Are you overtraining? I will guess that your automatic answer will be ‘No’ but did you even think about the answer before you said it? Overtraining actually affects far more people than is generally realized. In fact, many people aren’t getting the maximum benefit from their workout programs because of regular states of semi-overtraining.
Why does this happen?
First of all there are no clear cut boundaries or rules for overtraining. It’s not like you can say, “Oh I worked out 5 times this week for a total of 10 hours therefore based on my bodyweight and age I am not overtrained. It is a direct result of everything that your body is currently dealing with along with workouts such as stress, sleep, food, and injury or sickness.
Generally speaking many of us try and do too much. We push as hard as we can and then hit a wall. This happens in many facets of life where we feel we can do anything with the right attitude and overcome any limitations. But in the case of overtraining, you can’t.
When you get to a state where your body can’t fully recover there is no mental ‘pep talk’ that you can give yourself to make it better. You body needs one thing and one thing only; rest. The recovery system has been overwhelmed and now can’t catch up which creates a vicious cycle. Yes, you see videos of elite athletes pushing themselves continually and saying you have to ‘want it’ but what you don’t see is the chef preparing their food, the 8 hours of sleep they get every night, or the post workout massage and protein shake they enjoy.
Your body needs rest and you can never get around that.
Let’s Be Honest
Do you get enough rest? Per numerous studies the majority people either get too little sleep or not restful enough sleep. That means your body probably doesn’t have the time to go through a proper rest and recuperation phase (which is also where muscle strength and growth gains come into play). Maybe it was a rough week at work or you had projects to do. Obviously you want to be healthy so you won’t skip out on the gym; instead you skip out on some sleep and drink more coffee the next day.
But that only increases the problem.
What is the easiest way to always avoid overtraining? Add an extra day of rest to your schedule each week. Many people get overly concerned that they will lose valuable gains in muscle and weight loss from taking a day off. But the body functions better and more efficiently when well rested compared to when stressed. Do you know how you feel after a great vacation where you have a few days of getting full nights of sleep? That is your body responding with a higher level of energy because of the rest.
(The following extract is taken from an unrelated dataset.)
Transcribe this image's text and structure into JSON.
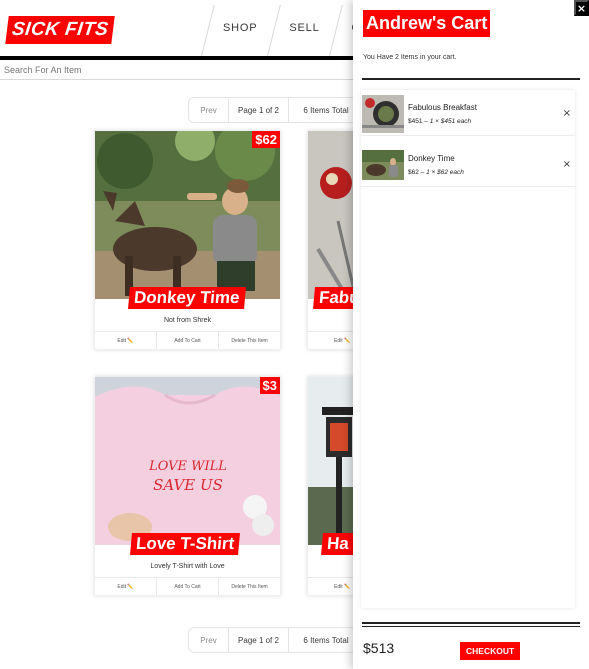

So take that attitude about your weekly schedule. Give yourself an extra rest day and instead of filling up that time you would spend at the gym with chores give yourself a break. Go to bed earlier or relax and read a book.
Also pay plenty of attention to your diet. Proper fuel is always vital for a body to be able to recuperate and recover. If you train hard then you should expect to also rest hard and recover hard if you truly want the best results.